_TASK STATEMENT_
Take each line below that has "entre" and copy it.

_DATA EXCERPTS_
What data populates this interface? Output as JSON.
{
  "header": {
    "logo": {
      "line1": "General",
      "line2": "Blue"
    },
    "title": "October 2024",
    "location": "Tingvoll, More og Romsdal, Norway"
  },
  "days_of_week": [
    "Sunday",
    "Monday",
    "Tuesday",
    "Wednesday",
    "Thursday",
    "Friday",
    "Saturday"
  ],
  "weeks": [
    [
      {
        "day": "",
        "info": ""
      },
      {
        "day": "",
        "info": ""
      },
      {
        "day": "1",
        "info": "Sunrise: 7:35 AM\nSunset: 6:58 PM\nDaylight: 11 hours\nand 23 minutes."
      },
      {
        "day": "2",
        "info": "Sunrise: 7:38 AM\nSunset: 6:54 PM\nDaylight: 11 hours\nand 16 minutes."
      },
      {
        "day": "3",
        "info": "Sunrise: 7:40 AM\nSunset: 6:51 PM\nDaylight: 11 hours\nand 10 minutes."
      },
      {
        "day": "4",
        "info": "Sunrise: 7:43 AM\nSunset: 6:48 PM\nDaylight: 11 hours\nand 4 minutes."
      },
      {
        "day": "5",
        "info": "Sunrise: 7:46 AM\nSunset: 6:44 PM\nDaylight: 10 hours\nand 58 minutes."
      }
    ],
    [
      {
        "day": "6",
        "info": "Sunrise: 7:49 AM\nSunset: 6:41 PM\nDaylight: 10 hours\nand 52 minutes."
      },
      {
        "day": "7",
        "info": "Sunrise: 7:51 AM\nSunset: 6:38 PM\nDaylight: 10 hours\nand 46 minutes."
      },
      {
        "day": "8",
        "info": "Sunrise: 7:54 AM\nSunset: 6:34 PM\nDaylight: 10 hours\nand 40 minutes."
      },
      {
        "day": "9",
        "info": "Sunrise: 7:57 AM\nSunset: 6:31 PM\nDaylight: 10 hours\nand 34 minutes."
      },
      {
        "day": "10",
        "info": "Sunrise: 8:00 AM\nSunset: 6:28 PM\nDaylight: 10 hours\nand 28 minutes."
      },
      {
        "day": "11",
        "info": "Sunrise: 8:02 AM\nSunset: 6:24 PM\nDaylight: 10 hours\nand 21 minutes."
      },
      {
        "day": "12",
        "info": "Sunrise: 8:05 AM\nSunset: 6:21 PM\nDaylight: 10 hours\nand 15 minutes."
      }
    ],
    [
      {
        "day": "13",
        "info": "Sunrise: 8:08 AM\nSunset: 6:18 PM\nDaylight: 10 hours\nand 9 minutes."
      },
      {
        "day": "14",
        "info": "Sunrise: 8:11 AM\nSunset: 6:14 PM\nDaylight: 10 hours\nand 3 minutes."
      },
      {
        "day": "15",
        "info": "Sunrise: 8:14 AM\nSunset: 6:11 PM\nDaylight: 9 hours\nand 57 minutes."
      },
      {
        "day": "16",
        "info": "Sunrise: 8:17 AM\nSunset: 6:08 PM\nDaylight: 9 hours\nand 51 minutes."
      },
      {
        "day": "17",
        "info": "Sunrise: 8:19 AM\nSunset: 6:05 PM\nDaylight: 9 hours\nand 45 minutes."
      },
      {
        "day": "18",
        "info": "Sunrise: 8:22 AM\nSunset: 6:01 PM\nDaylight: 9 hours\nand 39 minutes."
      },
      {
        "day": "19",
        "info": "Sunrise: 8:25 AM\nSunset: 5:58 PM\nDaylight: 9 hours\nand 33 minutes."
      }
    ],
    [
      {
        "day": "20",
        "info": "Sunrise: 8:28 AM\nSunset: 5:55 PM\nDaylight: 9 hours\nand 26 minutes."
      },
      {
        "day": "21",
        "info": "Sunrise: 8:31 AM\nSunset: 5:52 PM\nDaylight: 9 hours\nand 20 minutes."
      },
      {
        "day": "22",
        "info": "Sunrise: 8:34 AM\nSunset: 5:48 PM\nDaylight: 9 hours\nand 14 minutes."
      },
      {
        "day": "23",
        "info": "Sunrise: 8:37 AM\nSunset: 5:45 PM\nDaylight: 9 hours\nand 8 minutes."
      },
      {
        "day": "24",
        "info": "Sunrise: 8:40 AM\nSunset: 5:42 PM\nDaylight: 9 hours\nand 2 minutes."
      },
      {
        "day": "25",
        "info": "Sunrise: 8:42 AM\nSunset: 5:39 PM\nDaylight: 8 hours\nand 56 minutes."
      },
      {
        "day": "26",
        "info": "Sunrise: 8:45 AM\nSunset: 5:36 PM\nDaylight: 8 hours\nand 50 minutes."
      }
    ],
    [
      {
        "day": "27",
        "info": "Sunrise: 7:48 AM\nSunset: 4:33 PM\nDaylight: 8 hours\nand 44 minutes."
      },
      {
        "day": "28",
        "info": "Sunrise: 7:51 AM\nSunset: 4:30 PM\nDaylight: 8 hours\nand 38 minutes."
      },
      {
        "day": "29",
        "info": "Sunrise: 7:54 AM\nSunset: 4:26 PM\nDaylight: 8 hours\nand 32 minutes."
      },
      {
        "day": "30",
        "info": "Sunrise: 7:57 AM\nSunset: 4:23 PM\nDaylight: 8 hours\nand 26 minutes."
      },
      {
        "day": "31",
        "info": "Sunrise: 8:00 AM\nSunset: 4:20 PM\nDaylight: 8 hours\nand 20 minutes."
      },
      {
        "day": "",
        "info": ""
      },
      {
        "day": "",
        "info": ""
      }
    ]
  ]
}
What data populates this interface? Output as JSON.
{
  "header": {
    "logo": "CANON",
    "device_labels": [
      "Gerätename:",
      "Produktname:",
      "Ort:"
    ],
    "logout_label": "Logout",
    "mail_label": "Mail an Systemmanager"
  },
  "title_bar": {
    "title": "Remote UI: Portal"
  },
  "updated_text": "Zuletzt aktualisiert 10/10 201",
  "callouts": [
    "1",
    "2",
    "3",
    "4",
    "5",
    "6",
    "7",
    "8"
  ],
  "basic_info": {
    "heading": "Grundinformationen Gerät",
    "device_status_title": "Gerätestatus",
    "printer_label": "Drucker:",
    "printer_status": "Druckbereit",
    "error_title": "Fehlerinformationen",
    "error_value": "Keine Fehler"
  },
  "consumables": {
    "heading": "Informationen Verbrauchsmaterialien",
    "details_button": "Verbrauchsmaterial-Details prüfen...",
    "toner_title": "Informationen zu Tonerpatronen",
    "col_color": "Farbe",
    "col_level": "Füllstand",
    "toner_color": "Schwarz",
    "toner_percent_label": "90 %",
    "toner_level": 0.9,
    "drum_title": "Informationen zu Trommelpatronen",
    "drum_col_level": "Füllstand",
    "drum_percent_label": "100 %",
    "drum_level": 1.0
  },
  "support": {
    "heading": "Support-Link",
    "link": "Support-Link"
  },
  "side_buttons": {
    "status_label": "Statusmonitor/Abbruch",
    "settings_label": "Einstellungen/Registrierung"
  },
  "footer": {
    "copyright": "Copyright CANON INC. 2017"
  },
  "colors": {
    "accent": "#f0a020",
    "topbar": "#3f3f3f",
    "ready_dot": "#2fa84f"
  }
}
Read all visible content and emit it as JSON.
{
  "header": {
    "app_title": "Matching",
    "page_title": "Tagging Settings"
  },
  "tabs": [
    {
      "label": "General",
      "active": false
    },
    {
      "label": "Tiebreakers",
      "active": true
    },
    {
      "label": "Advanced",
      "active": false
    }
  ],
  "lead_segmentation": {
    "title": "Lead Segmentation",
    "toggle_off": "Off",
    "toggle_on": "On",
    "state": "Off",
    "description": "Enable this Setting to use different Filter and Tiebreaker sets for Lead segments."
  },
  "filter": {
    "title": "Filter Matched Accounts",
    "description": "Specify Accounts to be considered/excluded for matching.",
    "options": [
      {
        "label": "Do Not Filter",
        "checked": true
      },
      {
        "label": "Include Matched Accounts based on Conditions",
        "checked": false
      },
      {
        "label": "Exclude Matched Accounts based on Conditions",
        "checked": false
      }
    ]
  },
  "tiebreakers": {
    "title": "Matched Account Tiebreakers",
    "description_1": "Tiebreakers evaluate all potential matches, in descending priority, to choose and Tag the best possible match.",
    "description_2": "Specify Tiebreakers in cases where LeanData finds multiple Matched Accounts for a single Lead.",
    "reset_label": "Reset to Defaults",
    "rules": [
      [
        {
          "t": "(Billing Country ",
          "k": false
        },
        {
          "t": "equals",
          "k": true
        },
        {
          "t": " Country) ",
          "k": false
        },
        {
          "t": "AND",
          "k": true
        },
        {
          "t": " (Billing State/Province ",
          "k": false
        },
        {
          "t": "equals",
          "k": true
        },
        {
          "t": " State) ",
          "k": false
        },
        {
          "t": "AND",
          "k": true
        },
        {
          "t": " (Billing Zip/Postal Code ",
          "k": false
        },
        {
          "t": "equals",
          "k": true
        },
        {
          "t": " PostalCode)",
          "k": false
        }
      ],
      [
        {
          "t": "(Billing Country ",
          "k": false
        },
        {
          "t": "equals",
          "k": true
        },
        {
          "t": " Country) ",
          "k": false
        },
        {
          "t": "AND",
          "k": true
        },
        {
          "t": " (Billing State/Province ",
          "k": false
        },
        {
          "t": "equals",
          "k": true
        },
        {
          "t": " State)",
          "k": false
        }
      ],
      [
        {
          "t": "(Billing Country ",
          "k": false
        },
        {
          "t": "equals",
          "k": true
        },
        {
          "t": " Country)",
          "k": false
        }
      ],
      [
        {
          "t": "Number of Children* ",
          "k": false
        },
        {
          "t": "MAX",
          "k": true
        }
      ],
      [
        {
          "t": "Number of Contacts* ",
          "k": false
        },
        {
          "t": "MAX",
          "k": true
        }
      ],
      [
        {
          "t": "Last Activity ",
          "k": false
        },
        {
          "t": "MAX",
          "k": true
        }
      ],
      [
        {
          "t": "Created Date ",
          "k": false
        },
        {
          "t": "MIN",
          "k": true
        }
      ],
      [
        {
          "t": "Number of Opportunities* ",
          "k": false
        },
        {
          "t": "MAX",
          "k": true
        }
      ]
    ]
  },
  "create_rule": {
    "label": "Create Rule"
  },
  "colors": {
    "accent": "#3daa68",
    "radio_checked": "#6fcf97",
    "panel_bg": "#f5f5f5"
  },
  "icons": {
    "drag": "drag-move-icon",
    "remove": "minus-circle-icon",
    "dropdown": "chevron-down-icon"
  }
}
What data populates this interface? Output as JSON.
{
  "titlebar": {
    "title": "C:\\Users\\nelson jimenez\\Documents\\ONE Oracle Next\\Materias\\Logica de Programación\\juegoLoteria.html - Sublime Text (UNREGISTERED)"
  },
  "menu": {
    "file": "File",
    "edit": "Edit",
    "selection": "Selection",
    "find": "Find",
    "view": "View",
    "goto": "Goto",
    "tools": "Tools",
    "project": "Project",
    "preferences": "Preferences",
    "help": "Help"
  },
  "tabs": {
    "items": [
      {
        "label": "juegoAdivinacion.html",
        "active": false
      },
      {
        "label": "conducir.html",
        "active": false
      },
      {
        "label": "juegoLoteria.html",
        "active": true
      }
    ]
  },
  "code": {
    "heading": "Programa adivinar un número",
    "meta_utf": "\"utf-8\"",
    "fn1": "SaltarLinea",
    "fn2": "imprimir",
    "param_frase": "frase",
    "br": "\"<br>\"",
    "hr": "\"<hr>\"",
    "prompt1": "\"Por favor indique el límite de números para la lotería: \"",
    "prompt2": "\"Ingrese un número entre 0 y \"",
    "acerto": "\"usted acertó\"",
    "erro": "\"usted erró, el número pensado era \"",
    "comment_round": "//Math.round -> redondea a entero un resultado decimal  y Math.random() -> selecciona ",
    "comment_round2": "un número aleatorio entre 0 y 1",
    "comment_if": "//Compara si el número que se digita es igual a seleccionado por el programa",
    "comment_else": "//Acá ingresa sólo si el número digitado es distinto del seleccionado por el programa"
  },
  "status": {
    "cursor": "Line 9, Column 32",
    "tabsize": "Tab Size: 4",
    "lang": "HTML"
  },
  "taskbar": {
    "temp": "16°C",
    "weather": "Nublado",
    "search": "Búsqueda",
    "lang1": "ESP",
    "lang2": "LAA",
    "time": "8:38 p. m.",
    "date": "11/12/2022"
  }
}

_ANSWER TO THE EXERCISE_
    "prompt2": "\"Ingrese un número entre 0 y \"",
    "comment_round2": "un número aleatorio entre 0 y 1",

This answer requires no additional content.